Gadomski and Graham proposed Bill 51sl30, which would allocate $3,500 to airport shuttles during Thanksgiving break. Three shuttles would run hourly Nov. 21 from 3 p.m. to 6 p.m. and Nov. 22 from 5 a.m. to 10 a.m. Each shuttle holds 50 students and would take students from Emory to Hartsfield-Jackson Atlanta International Airport. Singh said the Graduate Student Government Association (GSGA) told her if graduate students used the shuttles, GSGA would fund up to the percentage of how many graduate students used the service, so the $3,500 amount is subject to change, depending on the number of graduate students who use the service. Students would sign up for the shuttles on OrgSync.
The bill passed with 13 votes and one abstention. BBA-wide Representative Max Renke (19B) told the Wheel he abstained because he believed that the time slots for the shuttles should have been better determined.
“I’m not American so I don’t understand Thanksgiving, so I just didn’t want to do anything with it,” Renke said.
“I thought we should’ve done a survey to see when exactly people are leaving at the peak times and then allocating the times afterwards,” Renke said. “For me it was all in the morning, so I think we should’ve taken a survey to see when the actual peak times are because [if there are] people flying at [3 p.m.], then why are there shuttles leaving at 10 a.m.?”
After the SGA meeting, Singh confirmed that there will be a survey sent out before the holiday to undergraduate students to gauge the best times for the shuttles to run.

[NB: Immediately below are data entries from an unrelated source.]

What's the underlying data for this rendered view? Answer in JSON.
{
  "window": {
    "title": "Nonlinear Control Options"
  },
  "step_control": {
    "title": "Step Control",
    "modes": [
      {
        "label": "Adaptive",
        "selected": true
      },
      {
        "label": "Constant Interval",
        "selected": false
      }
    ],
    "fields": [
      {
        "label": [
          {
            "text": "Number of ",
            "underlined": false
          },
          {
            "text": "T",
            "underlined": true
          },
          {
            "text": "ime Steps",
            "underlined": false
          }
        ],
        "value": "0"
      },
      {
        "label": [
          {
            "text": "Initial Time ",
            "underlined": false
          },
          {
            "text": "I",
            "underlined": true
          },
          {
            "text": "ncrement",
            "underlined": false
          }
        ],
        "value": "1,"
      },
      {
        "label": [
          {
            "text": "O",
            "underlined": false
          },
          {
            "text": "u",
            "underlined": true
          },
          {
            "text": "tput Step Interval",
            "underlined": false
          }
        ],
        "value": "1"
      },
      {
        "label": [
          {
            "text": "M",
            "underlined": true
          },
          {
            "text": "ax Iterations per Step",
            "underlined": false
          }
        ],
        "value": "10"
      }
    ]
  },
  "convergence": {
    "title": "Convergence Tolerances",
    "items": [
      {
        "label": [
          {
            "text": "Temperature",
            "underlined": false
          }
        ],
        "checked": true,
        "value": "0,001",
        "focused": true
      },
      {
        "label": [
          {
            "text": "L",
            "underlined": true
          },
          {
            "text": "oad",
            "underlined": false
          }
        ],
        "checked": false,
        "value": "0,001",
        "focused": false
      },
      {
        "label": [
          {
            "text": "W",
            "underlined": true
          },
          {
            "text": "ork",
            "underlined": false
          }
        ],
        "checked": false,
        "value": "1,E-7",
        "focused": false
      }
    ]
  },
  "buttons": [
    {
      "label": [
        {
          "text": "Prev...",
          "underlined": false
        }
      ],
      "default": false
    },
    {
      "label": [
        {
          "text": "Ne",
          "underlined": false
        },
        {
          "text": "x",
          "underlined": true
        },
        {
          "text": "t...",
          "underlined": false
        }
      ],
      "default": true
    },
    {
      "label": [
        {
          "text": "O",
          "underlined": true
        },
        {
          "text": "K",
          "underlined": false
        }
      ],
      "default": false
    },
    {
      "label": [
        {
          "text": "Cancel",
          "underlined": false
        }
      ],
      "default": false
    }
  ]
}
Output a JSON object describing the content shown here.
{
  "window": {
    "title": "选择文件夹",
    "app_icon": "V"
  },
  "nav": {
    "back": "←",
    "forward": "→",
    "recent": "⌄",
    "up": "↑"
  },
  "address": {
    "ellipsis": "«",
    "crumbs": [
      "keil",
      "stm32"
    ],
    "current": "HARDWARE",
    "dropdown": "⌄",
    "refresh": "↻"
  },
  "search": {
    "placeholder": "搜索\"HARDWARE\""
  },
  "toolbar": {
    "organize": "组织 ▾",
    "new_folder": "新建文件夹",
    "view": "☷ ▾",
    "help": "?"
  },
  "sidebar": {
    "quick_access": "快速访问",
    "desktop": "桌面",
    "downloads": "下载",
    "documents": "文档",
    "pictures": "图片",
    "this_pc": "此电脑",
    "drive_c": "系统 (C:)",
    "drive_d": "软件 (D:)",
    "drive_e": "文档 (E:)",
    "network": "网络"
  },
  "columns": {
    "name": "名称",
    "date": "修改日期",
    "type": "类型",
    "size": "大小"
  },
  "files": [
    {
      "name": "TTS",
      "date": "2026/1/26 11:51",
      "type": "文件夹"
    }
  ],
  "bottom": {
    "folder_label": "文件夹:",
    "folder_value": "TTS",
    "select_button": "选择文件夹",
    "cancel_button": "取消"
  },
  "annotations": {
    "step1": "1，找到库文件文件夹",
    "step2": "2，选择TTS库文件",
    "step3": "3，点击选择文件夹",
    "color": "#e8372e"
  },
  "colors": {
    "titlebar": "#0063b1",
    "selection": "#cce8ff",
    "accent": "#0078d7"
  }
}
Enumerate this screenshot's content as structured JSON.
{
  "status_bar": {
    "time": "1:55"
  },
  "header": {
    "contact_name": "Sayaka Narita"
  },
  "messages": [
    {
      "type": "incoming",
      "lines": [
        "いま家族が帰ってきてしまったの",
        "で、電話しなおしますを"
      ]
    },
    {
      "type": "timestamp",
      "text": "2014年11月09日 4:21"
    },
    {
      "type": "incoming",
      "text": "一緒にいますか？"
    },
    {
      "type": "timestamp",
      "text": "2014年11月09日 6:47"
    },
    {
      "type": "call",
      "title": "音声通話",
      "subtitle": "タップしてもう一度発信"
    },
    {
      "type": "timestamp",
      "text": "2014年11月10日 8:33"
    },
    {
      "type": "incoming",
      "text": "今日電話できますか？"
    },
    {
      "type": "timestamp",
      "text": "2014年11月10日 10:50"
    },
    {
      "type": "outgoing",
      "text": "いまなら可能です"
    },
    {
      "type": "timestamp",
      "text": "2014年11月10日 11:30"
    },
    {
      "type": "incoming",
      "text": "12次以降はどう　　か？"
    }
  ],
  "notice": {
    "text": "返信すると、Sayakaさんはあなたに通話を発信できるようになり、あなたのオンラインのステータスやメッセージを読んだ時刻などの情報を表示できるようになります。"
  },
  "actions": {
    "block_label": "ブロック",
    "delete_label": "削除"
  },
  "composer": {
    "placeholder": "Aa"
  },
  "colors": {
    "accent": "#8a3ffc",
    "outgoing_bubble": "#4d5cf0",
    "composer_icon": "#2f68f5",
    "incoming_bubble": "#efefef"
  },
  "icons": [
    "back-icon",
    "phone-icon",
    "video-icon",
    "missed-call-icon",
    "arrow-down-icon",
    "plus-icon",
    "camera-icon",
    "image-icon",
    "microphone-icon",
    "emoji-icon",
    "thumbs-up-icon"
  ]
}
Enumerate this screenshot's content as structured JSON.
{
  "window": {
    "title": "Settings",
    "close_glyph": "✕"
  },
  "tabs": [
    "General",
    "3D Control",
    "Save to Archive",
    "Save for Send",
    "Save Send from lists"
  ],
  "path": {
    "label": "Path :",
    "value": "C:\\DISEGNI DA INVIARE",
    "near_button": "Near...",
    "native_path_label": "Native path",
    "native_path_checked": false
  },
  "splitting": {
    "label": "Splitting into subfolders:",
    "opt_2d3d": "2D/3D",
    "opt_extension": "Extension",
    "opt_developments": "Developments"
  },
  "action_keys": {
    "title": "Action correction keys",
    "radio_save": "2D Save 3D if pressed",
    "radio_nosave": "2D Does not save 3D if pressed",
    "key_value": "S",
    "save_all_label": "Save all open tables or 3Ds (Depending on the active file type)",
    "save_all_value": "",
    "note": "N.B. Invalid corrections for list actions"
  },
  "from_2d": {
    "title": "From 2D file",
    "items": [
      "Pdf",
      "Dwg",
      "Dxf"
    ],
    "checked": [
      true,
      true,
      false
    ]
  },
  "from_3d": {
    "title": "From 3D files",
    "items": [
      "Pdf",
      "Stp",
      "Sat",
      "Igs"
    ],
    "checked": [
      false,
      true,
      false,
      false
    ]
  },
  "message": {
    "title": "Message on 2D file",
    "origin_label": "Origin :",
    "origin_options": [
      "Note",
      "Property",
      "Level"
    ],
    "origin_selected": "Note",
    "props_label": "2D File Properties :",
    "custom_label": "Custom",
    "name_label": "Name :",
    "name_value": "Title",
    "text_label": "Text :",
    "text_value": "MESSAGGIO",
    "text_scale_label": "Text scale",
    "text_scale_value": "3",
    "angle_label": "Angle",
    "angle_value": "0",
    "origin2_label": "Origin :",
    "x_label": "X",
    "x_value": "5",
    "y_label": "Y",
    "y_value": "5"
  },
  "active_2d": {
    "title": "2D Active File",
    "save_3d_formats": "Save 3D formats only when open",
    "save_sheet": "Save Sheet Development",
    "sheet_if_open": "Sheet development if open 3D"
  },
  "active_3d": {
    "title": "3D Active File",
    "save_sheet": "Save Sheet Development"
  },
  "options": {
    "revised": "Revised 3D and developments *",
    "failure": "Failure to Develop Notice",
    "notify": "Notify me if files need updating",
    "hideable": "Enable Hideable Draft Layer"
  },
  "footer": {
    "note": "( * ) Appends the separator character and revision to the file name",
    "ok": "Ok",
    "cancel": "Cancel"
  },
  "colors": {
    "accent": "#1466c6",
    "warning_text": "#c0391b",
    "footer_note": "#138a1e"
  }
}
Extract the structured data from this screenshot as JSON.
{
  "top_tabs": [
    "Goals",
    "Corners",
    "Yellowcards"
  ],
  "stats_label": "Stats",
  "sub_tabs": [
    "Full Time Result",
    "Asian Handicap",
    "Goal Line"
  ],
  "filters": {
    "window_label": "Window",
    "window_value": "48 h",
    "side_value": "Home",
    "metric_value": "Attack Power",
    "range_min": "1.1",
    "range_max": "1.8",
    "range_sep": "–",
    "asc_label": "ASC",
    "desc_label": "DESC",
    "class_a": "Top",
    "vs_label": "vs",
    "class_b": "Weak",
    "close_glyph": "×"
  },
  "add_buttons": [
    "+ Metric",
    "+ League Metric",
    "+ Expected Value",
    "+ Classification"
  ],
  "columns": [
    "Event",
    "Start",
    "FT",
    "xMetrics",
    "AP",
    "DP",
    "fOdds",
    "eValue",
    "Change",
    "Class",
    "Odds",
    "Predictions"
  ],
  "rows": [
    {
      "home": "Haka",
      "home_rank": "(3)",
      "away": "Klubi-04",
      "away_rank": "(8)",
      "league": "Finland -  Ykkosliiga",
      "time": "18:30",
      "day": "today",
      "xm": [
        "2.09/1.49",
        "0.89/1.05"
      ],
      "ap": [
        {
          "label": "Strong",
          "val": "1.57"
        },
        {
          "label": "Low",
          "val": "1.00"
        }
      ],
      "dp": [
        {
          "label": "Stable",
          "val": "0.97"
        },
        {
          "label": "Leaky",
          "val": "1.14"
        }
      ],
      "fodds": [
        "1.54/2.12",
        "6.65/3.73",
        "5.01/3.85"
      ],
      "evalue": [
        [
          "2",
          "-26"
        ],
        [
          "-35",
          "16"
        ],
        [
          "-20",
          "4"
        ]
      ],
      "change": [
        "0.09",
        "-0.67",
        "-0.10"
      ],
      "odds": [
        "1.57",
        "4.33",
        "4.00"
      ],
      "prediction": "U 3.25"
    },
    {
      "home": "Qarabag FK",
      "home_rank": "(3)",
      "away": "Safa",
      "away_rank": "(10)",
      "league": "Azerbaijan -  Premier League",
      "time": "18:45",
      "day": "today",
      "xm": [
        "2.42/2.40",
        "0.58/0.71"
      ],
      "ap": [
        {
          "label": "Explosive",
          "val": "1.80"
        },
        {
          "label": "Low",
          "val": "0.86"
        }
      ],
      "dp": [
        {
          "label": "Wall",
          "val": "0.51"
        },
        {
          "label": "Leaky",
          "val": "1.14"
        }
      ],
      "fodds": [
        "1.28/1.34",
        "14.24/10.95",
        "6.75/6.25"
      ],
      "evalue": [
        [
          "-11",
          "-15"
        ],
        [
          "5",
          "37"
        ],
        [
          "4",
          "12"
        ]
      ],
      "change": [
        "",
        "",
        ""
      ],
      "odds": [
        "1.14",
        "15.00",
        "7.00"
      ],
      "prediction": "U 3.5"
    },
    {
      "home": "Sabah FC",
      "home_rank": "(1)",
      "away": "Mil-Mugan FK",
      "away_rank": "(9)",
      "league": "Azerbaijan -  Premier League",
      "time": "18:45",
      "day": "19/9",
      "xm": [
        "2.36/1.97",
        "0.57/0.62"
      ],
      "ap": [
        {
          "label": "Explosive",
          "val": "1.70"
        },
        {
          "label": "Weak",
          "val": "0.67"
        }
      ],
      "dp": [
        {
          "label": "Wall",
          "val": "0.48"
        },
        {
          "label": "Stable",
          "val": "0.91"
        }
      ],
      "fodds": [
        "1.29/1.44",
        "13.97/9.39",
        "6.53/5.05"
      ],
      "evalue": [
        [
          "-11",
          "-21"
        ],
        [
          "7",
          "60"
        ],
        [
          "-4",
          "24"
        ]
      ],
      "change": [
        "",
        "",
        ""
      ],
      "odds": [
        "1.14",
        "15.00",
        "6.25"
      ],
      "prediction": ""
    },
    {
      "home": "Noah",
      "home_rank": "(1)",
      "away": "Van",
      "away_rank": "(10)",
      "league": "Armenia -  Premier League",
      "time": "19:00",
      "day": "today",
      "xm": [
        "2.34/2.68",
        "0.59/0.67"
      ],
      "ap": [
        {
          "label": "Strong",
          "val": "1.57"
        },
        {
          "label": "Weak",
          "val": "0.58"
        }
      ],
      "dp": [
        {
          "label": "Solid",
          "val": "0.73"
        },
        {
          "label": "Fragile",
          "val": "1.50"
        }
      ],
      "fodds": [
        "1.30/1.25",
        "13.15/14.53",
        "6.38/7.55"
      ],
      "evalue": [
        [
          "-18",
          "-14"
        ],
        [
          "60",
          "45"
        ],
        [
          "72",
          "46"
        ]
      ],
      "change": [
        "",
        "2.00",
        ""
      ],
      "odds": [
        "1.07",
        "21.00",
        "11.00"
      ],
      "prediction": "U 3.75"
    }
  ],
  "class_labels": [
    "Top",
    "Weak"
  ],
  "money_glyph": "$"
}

The bill authors did not mention a survey during the presentation of the bill.
President of TableTalk Helena Zhao (19C) proposed Bill 51sl28 to fund Refugee Revive and TableTalk’s Dinner Syries events. The dinner is scheduled to take Emory students to a Syrian refugee family’s house. The family primarily makes its income by preparing and serving meals. Zhao described the event as “an opportunity to participate in [a] unique cultural exchange.” The bill requested $375 to fund a Nov. 7 dinner for 15 people and Nov. 8 dinner for 10 people. The cost of each person’s dinner is $15. The bill passed unanimously with 14 votes.
This was the first meeting where all 15 legislators were present and voting, according to Speaker of the Legislature and Senior Representative William Palmer (18C).